To yield with a grace to reason,

And bow and accept the end
Of a love or a season? 

Robert Frost

Saturday, 15 January 2011

The Drapers' New Year Service

Some of St Michael's Choir at lunch at the Drapers' Hall

The City New Year Service is traditionally held at St Michaels', Cornhill in January and lunch is offered afterwards by the Drapers Livery Company, who have been patrons of St Michael's for 500 years, at their Hall nearby (recently in use as the setting for some of the scenes in The King's Speech). St Michael's vicar, the Rev Dr Peter Mullen, is a traditionalist Anglican of deep learning and of often amusing and outspoken views, who holds services based on the Book of Common Prayer and King James' Bible.

The City New Year's Service follows a traditional pattern of prayers and hymns - including Jerusalem and I Vow To The My Country - and some beautiful anthems from the choir, which, led by Jonathan Rennert, is  one of the finest in London. Unlike the choir of the Royal Hospital, Chelsea, the female sopranos are taught to sing like trebles, as Rennert believes that most church music was written for boy trebles. As a result, there's a wonderful purity to their voices.

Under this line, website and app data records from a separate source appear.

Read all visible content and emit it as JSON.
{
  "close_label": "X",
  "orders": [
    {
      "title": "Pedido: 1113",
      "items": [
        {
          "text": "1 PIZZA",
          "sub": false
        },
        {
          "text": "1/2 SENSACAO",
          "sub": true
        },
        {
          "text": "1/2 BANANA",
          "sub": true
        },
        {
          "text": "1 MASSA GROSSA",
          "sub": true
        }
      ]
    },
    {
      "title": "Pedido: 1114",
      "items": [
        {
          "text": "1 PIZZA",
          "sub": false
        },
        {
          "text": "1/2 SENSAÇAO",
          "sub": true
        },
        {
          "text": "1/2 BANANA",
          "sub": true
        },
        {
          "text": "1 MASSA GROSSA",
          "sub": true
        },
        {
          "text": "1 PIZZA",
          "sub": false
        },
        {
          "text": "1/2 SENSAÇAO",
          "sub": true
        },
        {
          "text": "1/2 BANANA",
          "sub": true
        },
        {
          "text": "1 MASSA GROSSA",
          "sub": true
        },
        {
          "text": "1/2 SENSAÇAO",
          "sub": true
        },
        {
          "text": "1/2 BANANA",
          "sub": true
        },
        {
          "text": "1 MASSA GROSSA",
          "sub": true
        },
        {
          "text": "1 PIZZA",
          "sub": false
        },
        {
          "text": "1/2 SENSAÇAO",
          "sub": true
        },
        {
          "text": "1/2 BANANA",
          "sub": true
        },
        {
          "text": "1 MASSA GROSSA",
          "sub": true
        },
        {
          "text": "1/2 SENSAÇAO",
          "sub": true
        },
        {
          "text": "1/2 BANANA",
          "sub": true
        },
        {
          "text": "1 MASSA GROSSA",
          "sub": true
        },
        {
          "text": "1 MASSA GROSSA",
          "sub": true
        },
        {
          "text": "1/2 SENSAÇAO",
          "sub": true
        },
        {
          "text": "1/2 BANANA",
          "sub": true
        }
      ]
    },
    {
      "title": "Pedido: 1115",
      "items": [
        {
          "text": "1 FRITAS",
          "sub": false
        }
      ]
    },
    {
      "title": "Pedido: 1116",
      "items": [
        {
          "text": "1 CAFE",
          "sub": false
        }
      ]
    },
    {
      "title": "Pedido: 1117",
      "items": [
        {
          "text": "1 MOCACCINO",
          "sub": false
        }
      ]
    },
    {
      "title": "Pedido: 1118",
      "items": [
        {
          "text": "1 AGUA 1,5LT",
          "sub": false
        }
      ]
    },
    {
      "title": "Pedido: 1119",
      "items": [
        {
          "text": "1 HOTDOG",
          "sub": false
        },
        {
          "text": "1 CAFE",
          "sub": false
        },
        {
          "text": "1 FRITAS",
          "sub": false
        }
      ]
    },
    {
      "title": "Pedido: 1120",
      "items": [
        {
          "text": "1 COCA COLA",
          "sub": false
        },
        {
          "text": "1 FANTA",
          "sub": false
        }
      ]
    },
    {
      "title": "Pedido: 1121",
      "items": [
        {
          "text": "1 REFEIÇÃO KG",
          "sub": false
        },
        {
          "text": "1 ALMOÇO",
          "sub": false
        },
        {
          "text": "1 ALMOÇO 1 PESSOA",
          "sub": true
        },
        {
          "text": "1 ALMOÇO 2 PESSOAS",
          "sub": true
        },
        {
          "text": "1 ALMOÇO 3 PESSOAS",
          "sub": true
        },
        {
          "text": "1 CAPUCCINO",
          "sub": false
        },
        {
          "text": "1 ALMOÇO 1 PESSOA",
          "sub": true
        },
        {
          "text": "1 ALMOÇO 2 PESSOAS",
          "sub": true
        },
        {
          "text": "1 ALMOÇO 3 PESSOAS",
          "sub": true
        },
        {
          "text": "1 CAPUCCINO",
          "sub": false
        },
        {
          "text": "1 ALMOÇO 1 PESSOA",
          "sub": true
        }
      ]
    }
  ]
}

This year the Master Draper, Maj-Gen Adrian Lyons, invited a fellow soldier, Maj-Gen Tim Cross, to give the address. In a superb talk, he pointed to the decline in human values in British society (which he called a 'cut-flower society', a brief and flashy show without roots and leaving no lasting seed) and called for leaders to emerge to reinstate them.  His address can be read here.

Tuesday, 4 January 2011

The Scottish Borders

The Countryside above Selkirk. Click for a larger view
The funeral of one of my parents' dearest friends took me to the Scottish Borders for the first time just before New Year where I found a fascinating and beautiful landscape still mostly covered with snow. I also discovered the astonishing ruined abbeys of Dryburgh, Jedburgh, Kelso and Melrose and had time to visit the first two, and leaned much of the history of the area from those ancient buildings.  Click the heading for more photos